[App and web page records]
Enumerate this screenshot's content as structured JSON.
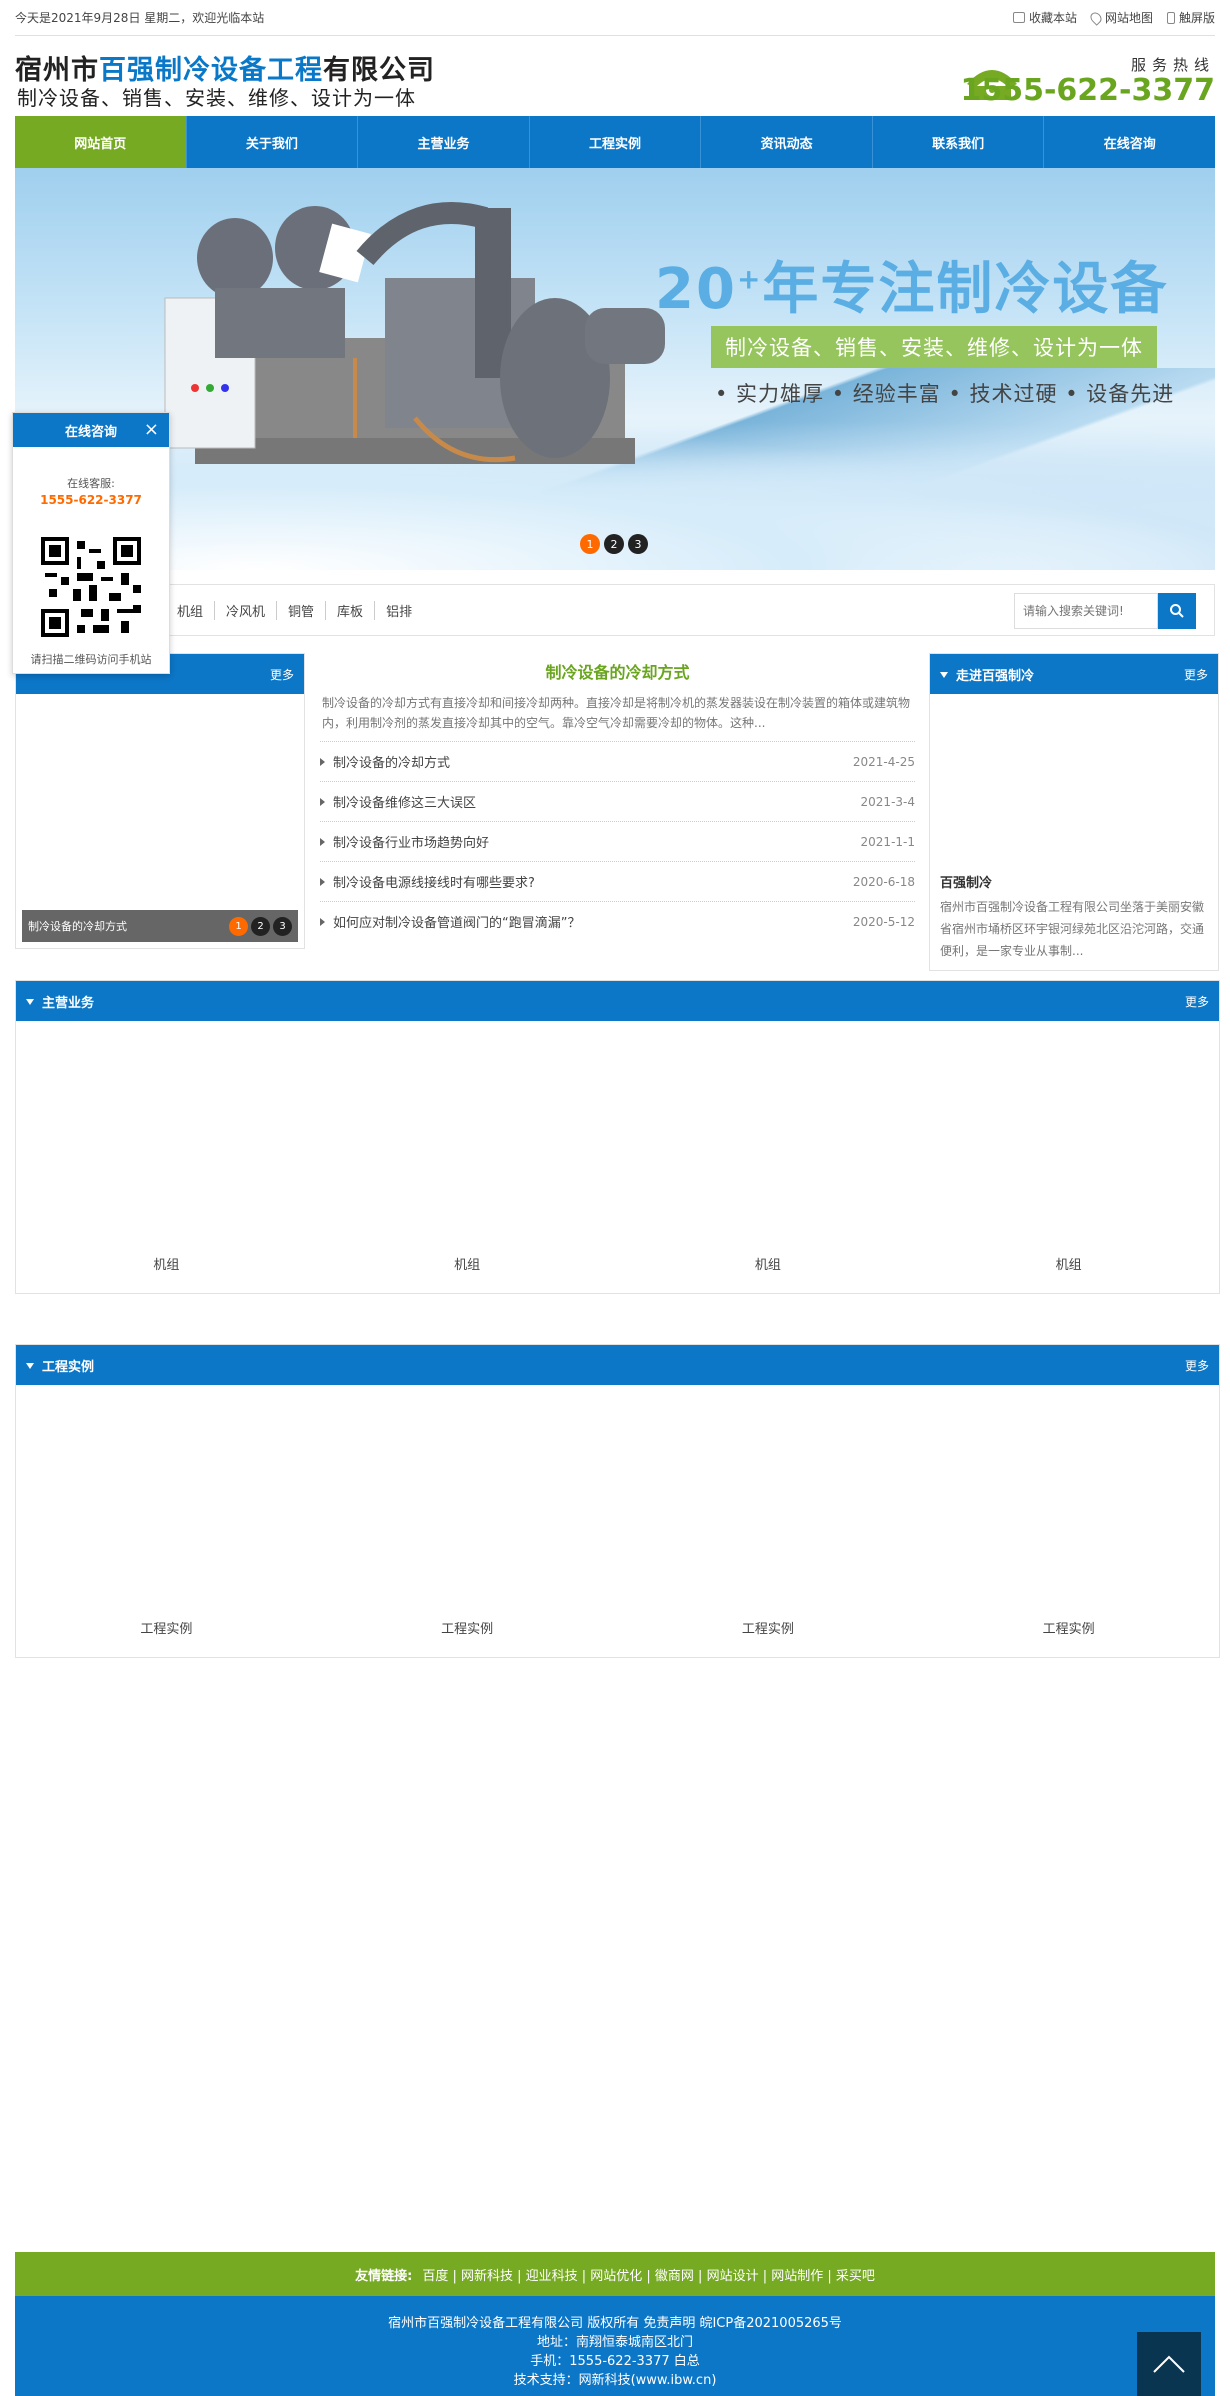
{
  "topbar": {
    "welcome": "今天是2021年9月28日 星期二，欢迎光临本站",
    "fav": "收藏本站",
    "sitemap": "网站地图",
    "touch": "触屏版"
  },
  "header": {
    "title_a": "宿州市",
    "title_hl": "百强制冷设备工程",
    "title_b": "有限公司",
    "subtitle": "制冷设备、销售、安装、维修、设计为一体",
    "hotline_label": "服务热线",
    "hotline": "1555-622-3377"
  },
  "nav": [
    "网站首页",
    "关于我们",
    "主营业务",
    "工程实例",
    "资讯动态",
    "联系我们",
    "在线咨询"
  ],
  "banner": {
    "title": "20",
    "title_sup": "+",
    "title_rest": "年专注制冷设备",
    "tag": "制冷设备、销售、安装、维修、设计为一体",
    "features": "• 实力雄厚 • 经验丰富 • 技术过硬 • 设备先进",
    "dots": [
      "1",
      "2",
      "3"
    ]
  },
  "search": {
    "cats": [
      "机组",
      "冷风机",
      "铜管",
      "库板",
      "铝排"
    ],
    "placeholder": "请输入搜索关键词!"
  },
  "left_news": {
    "more": "更多",
    "caption": "制冷设备的冷却方式",
    "dots": [
      "1",
      "2",
      "3"
    ]
  },
  "center_news": {
    "title": "制冷设备的冷却方式",
    "intro": "制冷设备的冷却方式有直接冷却和间接冷却两种。直接冷却是将制冷机的蒸发器装设在制冷装置的箱体或建筑物内，利用制冷剂的蒸发直接冷却其中的空气。靠冷空气冷却需要冷却的物体。这种...",
    "items": [
      {
        "t": "制冷设备的冷却方式",
        "d": "2021-4-25"
      },
      {
        "t": "制冷设备维修这三大误区",
        "d": "2021-3-4"
      },
      {
        "t": "制冷设备行业市场趋势向好",
        "d": "2021-1-1"
      },
      {
        "t": "制冷设备电源线接线时有哪些要求?",
        "d": "2020-6-18"
      },
      {
        "t": "如何应对制冷设备管道阀门的“跑冒滴漏”？",
        "d": "2020-5-12"
      }
    ]
  },
  "about": {
    "title": "走进百强制冷",
    "more": "更多",
    "name": "百强制冷",
    "text": "宿州市百强制冷设备工程有限公司坐落于美丽安徽省宿州市埇桥区环宇银河绿苑北区沿沱河路，交通便利，是一家专业从事制..."
  },
  "business": {
    "title": "主营业务",
    "more": "更多",
    "items": [
      "机组",
      "机组",
      "机组",
      "机组"
    ]
  },
  "cases": {
    "title": "工程实例",
    "more": "更多",
    "items": [
      "工程实例",
      "工程实例",
      "工程实例",
      "工程实例"
    ]
  },
  "float": {
    "title": "在线咨询",
    "close": "×",
    "svc": "在线客服:",
    "phone": "1555-622-3377",
    "qr_text": "请扫描二维码访问手机站"
  },
  "footer": {
    "links_label": "友情链接:",
    "links": "百度 | 网新科技 | 迎业科技 | 网站优化 | 徽商网 | 网站设计 | 网站制作 | 采买吧",
    "line1": "宿州市百强制冷设备工程有限公司   版权所有   免责声明   皖ICP备2021005265号",
    "line2": "地址：南翔恒泰城南区北门",
    "line3": "手机：1555-622-3377 白总",
    "line4": "技术支持：网新科技(www.ibw.cn)"
  }
}
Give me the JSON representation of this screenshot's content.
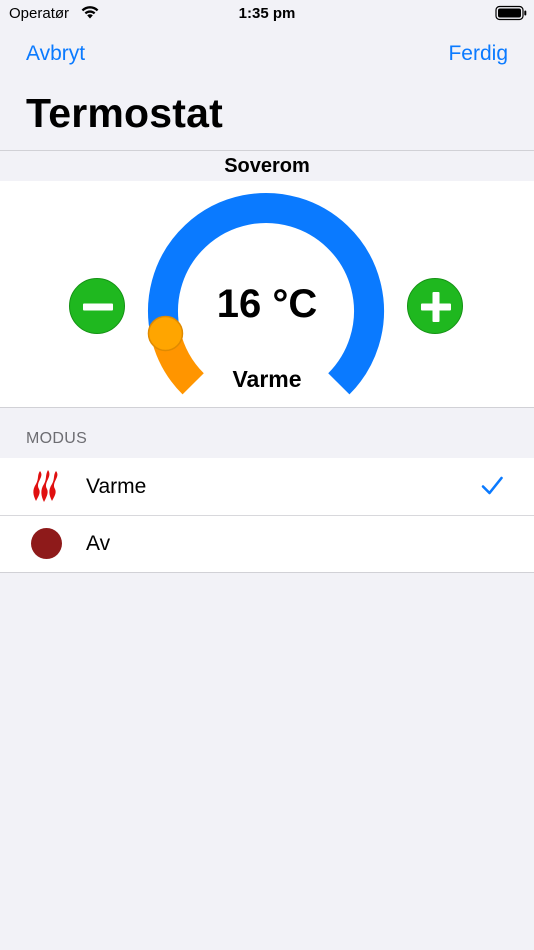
{
  "status_bar": {
    "carrier": "Operatør",
    "time": "1:35 pm"
  },
  "nav": {
    "cancel_label": "Avbryt",
    "done_label": "Ferdig"
  },
  "page_title": "Termostat",
  "room_name": "Soverom",
  "thermostat": {
    "temperature": "16 °C",
    "mode": "Varme",
    "dial_level": 0.12
  },
  "section_header": "MODUS",
  "modes": [
    {
      "label": "Varme",
      "icon": "flame-icon",
      "selected": true
    },
    {
      "label": "Av",
      "icon": "off-dot-icon",
      "selected": false
    }
  ],
  "colors": {
    "accent": "#0a7aff",
    "heat_arc": "#ff9500",
    "cool_arc": "#0a7aff",
    "knob": "#ffa500",
    "button": "#1fb81f",
    "off_dot": "#8e1a1a",
    "flame": "#e01010"
  }
}
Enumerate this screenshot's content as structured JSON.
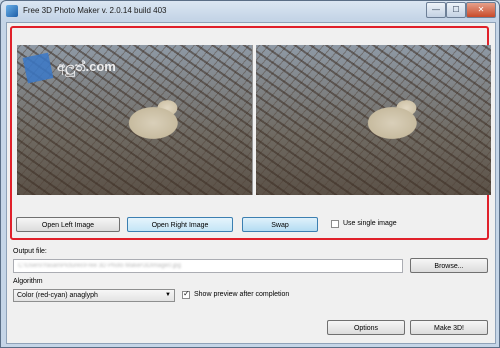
{
  "window": {
    "title": "Free 3D Photo Maker  v. 2.0.14 build 403"
  },
  "titlebar": {
    "minimize": "—",
    "maximize": "☐",
    "close": "✕"
  },
  "preview": {
    "logo_text": "අලුත්.com"
  },
  "buttons": {
    "open_left": "Open Left Image",
    "open_right": "Open Right Image",
    "swap": "Swap",
    "browse": "Browse...",
    "options": "Options",
    "make3d": "Make 3D!"
  },
  "single_image": {
    "label": "Use single image",
    "checked": false
  },
  "output": {
    "label": "Output file:",
    "value": "C:\\Users\\Yasan\\Pictures\\Free 3D Photo Maker\\3DImage0.jpg"
  },
  "algorithm": {
    "label": "Algorithm",
    "selected": "Color (red-cyan) anaglyph"
  },
  "show_preview": {
    "label": "Show preview after completion",
    "checked": true
  }
}
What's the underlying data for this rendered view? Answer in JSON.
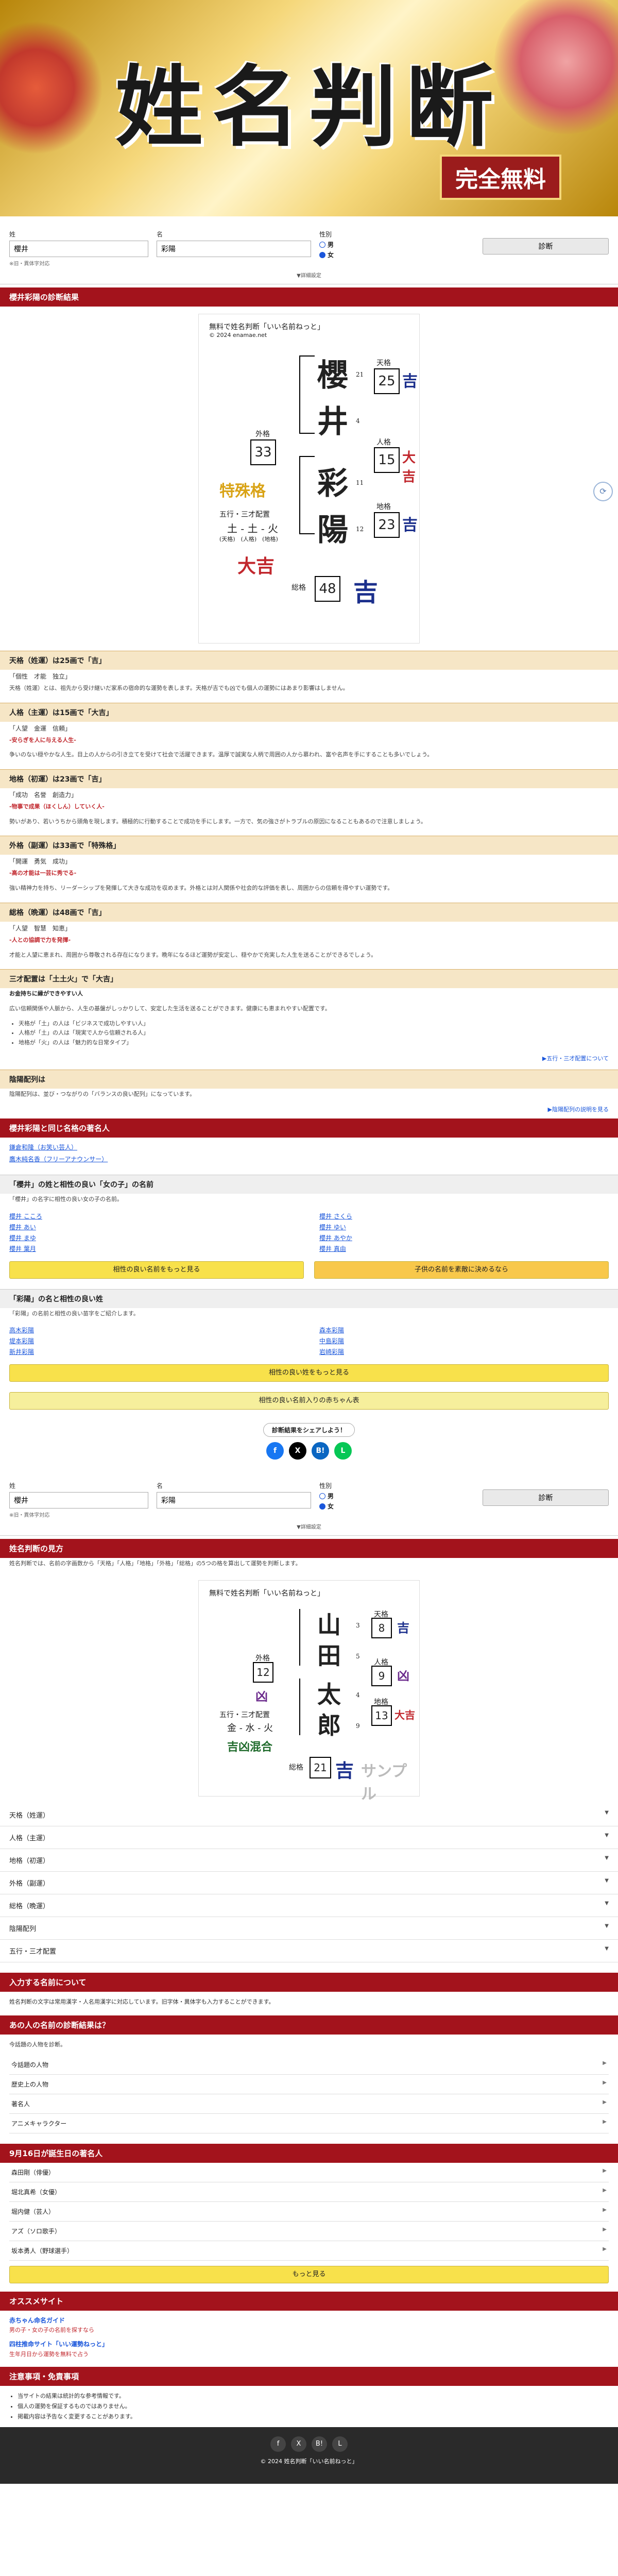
{
  "hero": {
    "title": "姓名判断",
    "badge": "完全無料"
  },
  "form": {
    "sei_label": "姓",
    "mei_label": "名",
    "sei_value": "櫻井",
    "mei_value": "彩陽",
    "gender_label": "性別",
    "male": "男",
    "female": "女",
    "note": "※旧・異体字対応",
    "button": "診断",
    "detail": "▼詳細設定"
  },
  "result": {
    "heading": "櫻井彩陽の診断結果",
    "chart_hdr": "無料で姓名判断「いい名前ねっと」",
    "chart_sub": "© 2024 enamae.net",
    "chars": [
      "櫻",
      "井",
      "彩",
      "陽"
    ],
    "strokes": [
      "21",
      "4",
      "11",
      "12"
    ],
    "grids": [
      {
        "label": "天格",
        "v": "25",
        "r": "吉"
      },
      {
        "label": "人格",
        "v": "15",
        "r": "大吉"
      },
      {
        "label": "地格",
        "v": "23",
        "r": "吉"
      },
      {
        "label": "外格",
        "v": "33",
        "r": ""
      },
      {
        "label": "総格",
        "v": "48",
        "r": "吉"
      }
    ],
    "special": "特殊格",
    "gogyo": "五行・三才配置",
    "gogyo_v": "土 - 土 - 火",
    "gogyo_l": "(天格)　(人格)　(地格)",
    "gogyo_r": "大吉"
  },
  "scores": [
    {
      "h": "天格（姓運）は25画で「吉」",
      "tags": "「個性　才能　独立」",
      "body": "天格（姓運）とは、祖先から受け継いだ家系の宿命的な運勢を表します。天格が吉でも凶でも個人の運勢にはあまり影響はしません。"
    },
    {
      "h": "人格（主運）は15画で「大吉」",
      "tags": "「人望　金運　信頼」",
      "lead": "-安らぎを人に与える人生-",
      "body": "争いのない穏やかな人生。目上の人からの引き立てを受けて社会で活躍できます。温厚で誠実な人柄で周囲の人から慕われ、富や名声を手にすることも多いでしょう。"
    },
    {
      "h": "地格（初運）は23画で「吉」",
      "tags": "「成功　名誉　創造力」",
      "lead": "-物事で成果（ほくしん）していく人-",
      "body": "勢いがあり、若いうちから頭角を現します。積極的に行動することで成功を手にします。一方で、気の強さがトラブルの原因になることもあるので注意しましょう。"
    },
    {
      "h": "外格（副運）は33画で「特殊格」",
      "tags": "「開運　勇気　成功」",
      "lead": "-高の才能は一芸に秀でる-",
      "body": "強い精神力を持ち、リーダーシップを発揮して大きな成功を収めます。外格とは対人関係や社会的な評価を表し、周囲からの信頼を得やすい運勢です。"
    },
    {
      "h": "総格（晩運）は48画で「吉」",
      "tags": "「人望　智慧　知恵」",
      "lead": "-人との協調で力を発揮-",
      "body": "才能と人望に恵まれ、周囲から尊敬される存在になります。晩年になるほど運勢が安定し、穏やかで充実した人生を送ることができるでしょう。"
    }
  ],
  "sansai": {
    "h": "三才配置は「土土火」で「大吉」",
    "lead": "お金持ちに縁ができやすい人",
    "body": "広い信頼関係や人脈から、人生の基盤がしっかりして、安定した生活を送ることができます。健康にも恵まれやすい配置です。",
    "items": [
      "天格が「土」の人は「ビジネスで成功しやすい人」",
      "人格が「土」の人は「現実で人から信頼される人」",
      "地格が「火」の人は「魅力的な日常タイプ」"
    ],
    "link": "▶五行・三才配置について"
  },
  "inyo": {
    "h": "陰陽配列は",
    "body": "陰陽配列は、並び・つながりの「バランスの良い配列」になっています。",
    "link": "▶陰陽配列の説明を見る"
  },
  "famous": {
    "h": "櫻井彩陽と同じ名格の著名人",
    "list": [
      "鎌倉和隆（お笑い芸人）",
      "鷹木純名香（フリーアナウンサー）"
    ]
  },
  "aisho": {
    "h": "「櫻井」の姓と相性の良い「女の子」の名前",
    "intro": "「櫻井」の名字に相性の良い女の子の名前。",
    "names": [
      "櫻井 こころ",
      "櫻井 さくら",
      "櫻井 あい",
      "櫻井 ゆい",
      "櫻井 まゆ",
      "櫻井 あやか",
      "櫻井 葉月",
      "櫻井 真由"
    ],
    "btn1": "相性の良い名前をもっと見る",
    "btn2": "子供の名前を素敵に決めるなら"
  },
  "ayaaki": {
    "h": "「彩陽」の名と相性の良い姓",
    "intro": "「彩陽」の名前と相性の良い苗字をご紹介します。",
    "names": [
      "高木彩陽",
      "森本彩陽",
      "堤本彩陽",
      "中島彩陽",
      "新井彩陽",
      "岩崎彩陽"
    ],
    "btn": "相性の良い姓をもっと見る",
    "btn2": "相性の良い名前入りの赤ちゃん表"
  },
  "share": {
    "title": "診断結果をシェアしよう！"
  },
  "form2": {
    "button": "診断"
  },
  "howto": {
    "h": "姓名判断の見方",
    "intro": "姓名判断では、名前の字画数から「天格」「人格」「地格」「外格」「総格」の5つの格を算出して運勢を判断します。",
    "chars": [
      "山",
      "田",
      "太",
      "郎"
    ],
    "strokes": [
      "3",
      "5",
      "4",
      "9"
    ],
    "grids": [
      {
        "label": "天格",
        "v": "8",
        "r": "吉"
      },
      {
        "label": "人格",
        "v": "9",
        "r": "凶"
      },
      {
        "label": "地格",
        "v": "13",
        "r": "大吉"
      },
      {
        "label": "外格",
        "v": "12",
        "r": "凶"
      },
      {
        "label": "総格",
        "v": "21",
        "r": "吉"
      }
    ],
    "gogyo": "五行・三才配置",
    "gogyo_v": "金 - 水 - 火",
    "gogyo_r": "吉凶混合",
    "sample": "サンプル"
  },
  "accordion": [
    "天格（姓運）",
    "人格（主運）",
    "地格（初運）",
    "外格（副運）",
    "総格（晩運）",
    "陰陽配列",
    "五行・三才配置"
  ],
  "about": {
    "h": "入力する名前について",
    "body": "姓名判断の文字は常用漢字・人名用漢字に対応しています。旧字体・異体字も入力することができます。"
  },
  "recommend": {
    "h": "あの人の名前の診断結果は？",
    "intro": "今話題の人物を診断。",
    "items": [
      "今話題の人物",
      "歴史上の人物",
      "著名人",
      "アニメキャラクター"
    ]
  },
  "birthday": {
    "h": "9月16日が誕生日の著名人",
    "items": [
      "森田剛（俳優）",
      "堀北真希（女優）",
      "堀内健（芸人）",
      "アズ（ソロ歌手）",
      "坂本勇人（野球選手）"
    ],
    "btn": "もっと見る"
  },
  "osusume": {
    "h": "オススメサイト",
    "items": [
      {
        "t": "赤ちゃん命名ガイド",
        "d": "男の子・女の子の名前を探すなら"
      },
      {
        "t": "四柱推命サイト「いい運勢ねっと」",
        "d": "生年月日から運勢を無料で占う"
      }
    ]
  },
  "notes": {
    "h": "注意事項・免責事項",
    "items": [
      "当サイトの結果は統計的な参考情報です。",
      "個人の運勢を保証するものではありません。",
      "掲載内容は予告なく変更することがあります。"
    ]
  },
  "footer": {
    "copy": "© 2024 姓名判断「いい名前ねっと」"
  }
}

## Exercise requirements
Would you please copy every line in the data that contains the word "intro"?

## Response box
    "intro": "制冷设备的冷却方式有直接冷却和间接冷却两种。直接冷却是将制冷机的蒸发器装设在制冷装置的箱体或建筑物内，利用制冷剂的蒸发直接冷却其中的空气。靠冷空气冷却需要冷却的物体。这种...",
    "intro": "「櫻井」の名字に相性の良い女の子の名前。",
    "intro": "「彩陽」の名前と相性の良い苗字をご紹介します。",
    "intro": "姓名判断では、名前の字画数から「天格」「人格」「地格」「外格」「総格」の5つの格を算出して運勢を判断します。",
    "intro": "今話題の人物を診断。",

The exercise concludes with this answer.